Tornadoes are violent storms with rotating winds that can level buildings and turn trees and cars into projectiles. The storm’s center is a swirling vortex that can vacuum up everything in its path, tossing the debris back down to earth miles away. They form at the base of thunderstorms and are categorized on the Fujita Scale with ratings between F0 (weakest) to F5 (strongest.) Although more prevalent in the Midwest, tornadoes have occurred in all fifty of the Unites States.

Through modern technology, meteorologists have been able to more accurately predict when tornadoes will form, allowing communities and news broadcasts to send out alerts and warnings that can save lives. Thunderstorm and severe weather warnings are issued first and if conditions are favorable for tornado formation, meteorologist will issue a Tornado Watch. A watch means a tornado is possible in and around the watch area. When a tornado watch has been issued, make sure you have the following items on hand and at the ready:

  • Flashlight
  • Portable Radio
  • First Aid Kit
  • Water bottles
  • Appropriate shoes and/or outdoor clothing
  • Fully charged cell phone
  • Blankets, a mattress, or some type of headgear like a helmet to protect your fragile skull.

Once a watch has been issued, keep a close eye on the weather and turn on local TV or radio and stay alert for warnings.

If a Tornado Warning is issued, then it’s time to seek shelter immediately.  A warning means a tornado has been sighted or indicated by weather radar and the area is in imminent danger. If you have a basement or underground shelter, grab your supplies and go there immediately. If you don’t have a basement or storm cellar, seek shelter in an interior room, closet, hallway or bathroom, hunker down, and protect your head and any children who are with you. If you are caught outdoors during a tornado, seek shelter in any sturdy building or lie flat and face-down on low ground, protecting the your head with your arms. Get as far away from trees, cars, and power lines as you can and pray.

I’m fortunate enough to live near a Public Safety building that still utilizes sirens. When the sirens sound, we turn the TV on to our local weather station and keep an eye on the weather. I also have a basement and although I’ve never found it necessary to go down there when the sirens blare, I’m always prepared to do so if necessary.

Before a tornado forms, there are usually warning sign. Violent thunderstorms with strong, persistent rotation in the cloud base can form a tornado, but not all tornadoes have funnels, so watch the skies and turn on the weather. Hail or heavy rain followed by either dead calm or sudden intense wind shifts can be a prelude to a tornado as well. At night, if you hear a continuous roar or rumble that sounds like distant thunder but doesn’t fade away, it might be time to turn on the local weather or take a look outside. Some have said a tornado sounds like a freight train, so if you don’t live near the tracks and hear a train, seek shelter.

In the event that a tornado does touch down in your area, stay alert, stay focused, and try to stay calm.

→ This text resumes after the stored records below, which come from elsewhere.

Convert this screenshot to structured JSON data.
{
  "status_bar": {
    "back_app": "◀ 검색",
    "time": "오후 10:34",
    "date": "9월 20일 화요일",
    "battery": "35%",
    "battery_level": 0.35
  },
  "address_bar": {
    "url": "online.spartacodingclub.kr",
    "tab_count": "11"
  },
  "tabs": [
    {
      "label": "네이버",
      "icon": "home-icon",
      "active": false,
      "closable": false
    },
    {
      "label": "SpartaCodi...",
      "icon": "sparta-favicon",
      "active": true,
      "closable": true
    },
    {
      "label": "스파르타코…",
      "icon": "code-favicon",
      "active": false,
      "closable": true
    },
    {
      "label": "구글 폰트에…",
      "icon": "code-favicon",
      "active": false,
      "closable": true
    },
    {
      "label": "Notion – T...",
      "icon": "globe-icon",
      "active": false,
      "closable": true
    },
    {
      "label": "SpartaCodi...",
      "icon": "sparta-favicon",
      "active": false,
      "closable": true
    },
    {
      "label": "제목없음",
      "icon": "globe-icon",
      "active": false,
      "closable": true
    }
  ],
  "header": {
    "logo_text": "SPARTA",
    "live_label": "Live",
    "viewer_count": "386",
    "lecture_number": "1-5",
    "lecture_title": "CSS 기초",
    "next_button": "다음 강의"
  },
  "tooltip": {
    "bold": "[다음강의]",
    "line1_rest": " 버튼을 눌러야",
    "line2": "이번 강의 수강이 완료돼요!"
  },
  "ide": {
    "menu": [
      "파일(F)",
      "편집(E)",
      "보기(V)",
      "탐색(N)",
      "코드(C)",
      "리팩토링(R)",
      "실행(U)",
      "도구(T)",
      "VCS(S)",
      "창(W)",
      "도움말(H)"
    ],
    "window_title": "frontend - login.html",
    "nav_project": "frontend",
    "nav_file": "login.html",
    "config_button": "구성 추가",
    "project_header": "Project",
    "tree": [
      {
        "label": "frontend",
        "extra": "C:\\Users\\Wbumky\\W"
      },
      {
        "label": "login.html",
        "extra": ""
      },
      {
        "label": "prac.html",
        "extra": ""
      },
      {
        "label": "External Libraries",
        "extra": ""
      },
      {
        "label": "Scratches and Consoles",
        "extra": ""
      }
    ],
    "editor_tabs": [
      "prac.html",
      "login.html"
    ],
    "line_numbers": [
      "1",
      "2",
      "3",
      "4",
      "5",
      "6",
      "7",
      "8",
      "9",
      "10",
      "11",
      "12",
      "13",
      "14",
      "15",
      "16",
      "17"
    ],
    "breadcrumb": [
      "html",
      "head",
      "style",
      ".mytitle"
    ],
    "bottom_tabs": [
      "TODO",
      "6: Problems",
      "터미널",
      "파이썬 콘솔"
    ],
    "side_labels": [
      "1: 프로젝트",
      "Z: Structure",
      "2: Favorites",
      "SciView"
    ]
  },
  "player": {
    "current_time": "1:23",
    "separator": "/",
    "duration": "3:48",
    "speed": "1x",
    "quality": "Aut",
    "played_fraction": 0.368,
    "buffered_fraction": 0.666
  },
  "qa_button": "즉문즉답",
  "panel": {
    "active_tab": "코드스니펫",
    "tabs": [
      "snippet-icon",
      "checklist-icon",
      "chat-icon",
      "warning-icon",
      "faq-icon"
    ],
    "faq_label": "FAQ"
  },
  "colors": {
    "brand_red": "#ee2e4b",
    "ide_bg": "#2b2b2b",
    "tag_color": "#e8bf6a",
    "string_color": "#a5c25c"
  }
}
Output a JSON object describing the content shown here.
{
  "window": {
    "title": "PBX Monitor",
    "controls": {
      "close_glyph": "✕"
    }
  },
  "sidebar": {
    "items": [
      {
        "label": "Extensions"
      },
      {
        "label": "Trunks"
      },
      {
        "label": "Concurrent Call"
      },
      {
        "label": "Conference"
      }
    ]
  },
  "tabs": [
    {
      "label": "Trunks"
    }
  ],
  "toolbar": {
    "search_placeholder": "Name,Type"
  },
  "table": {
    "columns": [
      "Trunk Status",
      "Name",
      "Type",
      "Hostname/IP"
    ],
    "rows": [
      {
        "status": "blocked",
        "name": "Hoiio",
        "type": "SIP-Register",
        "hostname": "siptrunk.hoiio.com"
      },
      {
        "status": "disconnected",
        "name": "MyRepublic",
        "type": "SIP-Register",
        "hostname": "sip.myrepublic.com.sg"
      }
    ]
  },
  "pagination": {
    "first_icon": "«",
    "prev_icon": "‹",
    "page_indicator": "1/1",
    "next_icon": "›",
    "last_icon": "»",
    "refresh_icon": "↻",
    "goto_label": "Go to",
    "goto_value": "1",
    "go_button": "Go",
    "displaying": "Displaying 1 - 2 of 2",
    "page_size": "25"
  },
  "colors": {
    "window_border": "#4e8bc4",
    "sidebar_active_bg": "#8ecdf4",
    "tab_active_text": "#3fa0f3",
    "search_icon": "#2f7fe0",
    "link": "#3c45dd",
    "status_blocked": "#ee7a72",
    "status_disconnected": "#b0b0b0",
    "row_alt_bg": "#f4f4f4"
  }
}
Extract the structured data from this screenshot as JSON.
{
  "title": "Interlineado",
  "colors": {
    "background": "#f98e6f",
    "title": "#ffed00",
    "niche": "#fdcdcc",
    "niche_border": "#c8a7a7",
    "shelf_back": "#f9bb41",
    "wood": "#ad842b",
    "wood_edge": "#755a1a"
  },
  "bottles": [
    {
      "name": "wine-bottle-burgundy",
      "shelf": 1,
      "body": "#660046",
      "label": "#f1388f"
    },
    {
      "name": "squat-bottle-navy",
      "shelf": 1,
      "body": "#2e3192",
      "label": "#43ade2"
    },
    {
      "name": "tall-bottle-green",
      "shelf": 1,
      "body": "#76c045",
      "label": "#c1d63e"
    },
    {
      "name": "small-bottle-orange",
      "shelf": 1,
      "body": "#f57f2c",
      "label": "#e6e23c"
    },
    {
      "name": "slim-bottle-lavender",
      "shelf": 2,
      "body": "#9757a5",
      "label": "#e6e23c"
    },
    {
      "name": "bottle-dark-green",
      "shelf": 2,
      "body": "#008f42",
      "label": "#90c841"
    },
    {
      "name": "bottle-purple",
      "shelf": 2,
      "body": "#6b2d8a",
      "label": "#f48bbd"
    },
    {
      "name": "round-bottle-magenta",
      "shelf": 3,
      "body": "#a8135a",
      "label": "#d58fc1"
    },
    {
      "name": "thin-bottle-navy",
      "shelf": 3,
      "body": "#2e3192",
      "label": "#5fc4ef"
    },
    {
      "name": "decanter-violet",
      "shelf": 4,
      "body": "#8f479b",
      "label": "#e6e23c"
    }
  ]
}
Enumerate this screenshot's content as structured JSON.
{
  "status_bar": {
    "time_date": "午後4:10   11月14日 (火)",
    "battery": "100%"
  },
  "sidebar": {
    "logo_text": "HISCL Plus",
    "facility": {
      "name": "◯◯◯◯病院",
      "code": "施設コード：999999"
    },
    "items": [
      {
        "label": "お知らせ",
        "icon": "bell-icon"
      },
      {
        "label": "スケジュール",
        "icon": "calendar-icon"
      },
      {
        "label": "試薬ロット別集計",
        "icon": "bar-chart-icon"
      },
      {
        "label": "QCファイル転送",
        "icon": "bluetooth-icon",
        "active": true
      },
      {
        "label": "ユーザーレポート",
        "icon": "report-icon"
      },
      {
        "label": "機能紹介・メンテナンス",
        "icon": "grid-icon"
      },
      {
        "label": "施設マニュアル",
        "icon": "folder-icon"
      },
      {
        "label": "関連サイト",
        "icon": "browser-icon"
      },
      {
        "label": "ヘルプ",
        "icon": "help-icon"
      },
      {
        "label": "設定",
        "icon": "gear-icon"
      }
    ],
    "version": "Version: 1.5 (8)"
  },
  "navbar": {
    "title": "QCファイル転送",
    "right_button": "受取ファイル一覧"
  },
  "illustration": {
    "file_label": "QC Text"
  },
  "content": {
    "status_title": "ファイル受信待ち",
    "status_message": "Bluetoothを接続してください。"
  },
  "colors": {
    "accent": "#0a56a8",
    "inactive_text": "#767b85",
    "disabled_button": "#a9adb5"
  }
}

Take all necessary precautions to protect lives and seek shelter immediately. Don’t ignore Tornado Warnings or sirens!

The best place to be in a tornado is in an underground shelter or the lowest level of a sturdy building without windows. Many of the survivors of the massive F5 storm that hit Oklahoma this past Monday hunkered down in bathtubs and pulled mattresses over their heads. The tornadoes that ripped through the area caused millions of dollars in damage, killed more than fifty people at last count, and decimated Moore, Oklahoma.

We’ve all seen the images of this tragedy and they are heart wrenching. The nearly two-mile wide tornado cut a destructive path across the Midwest, destroying lives and property. The sixteen-minute warning, issued by National Weather Service, gave people enough time to seek shelter, but not enough time to get to their children, many of whom were still at school.

Those who survived may feel guilt for living when others died and many lost everything. Besides living through the aftermath of the storm, they now have to pick up the pieces of their shattered lives and move forward from scratch.

Over the next few years, the towns will be rebuilt and life will go on, but those who lived through the disaster will never forget.

In the face of tragedy, Americans have always come together to help those in need. And those in Oklahoma desperately need our help. The loss of life and devastation were unimaginable. The town of Moore looks like a war zone and the streets are gone, making navigation and recovery efforts difficult. But there are ways to help.

The Red Cross has set up shelters in various communities and people can donate to the Red Cross Disaster Relief fund. The organization also suggests giving blood at your local hospital or blood bank.

If you want to send a $10 donation to the Disaster Relief fund via text message, you can do so by texting the word REDCROSS to 90999. Mobile donations will show up on your wireless bill or be deducted from your balance if you have a prepaid phone.

The United Way of Central Oklahoma has also established the OK Strong Disaster Relief Fund to help with long-term medical, emotional and educational needs of victims of the tornado. Donations can be made online at

The Salvation Army is organizing disaster response units. To donate online go to or text the word STORM to 80888 to make a $10 donation via cellphone.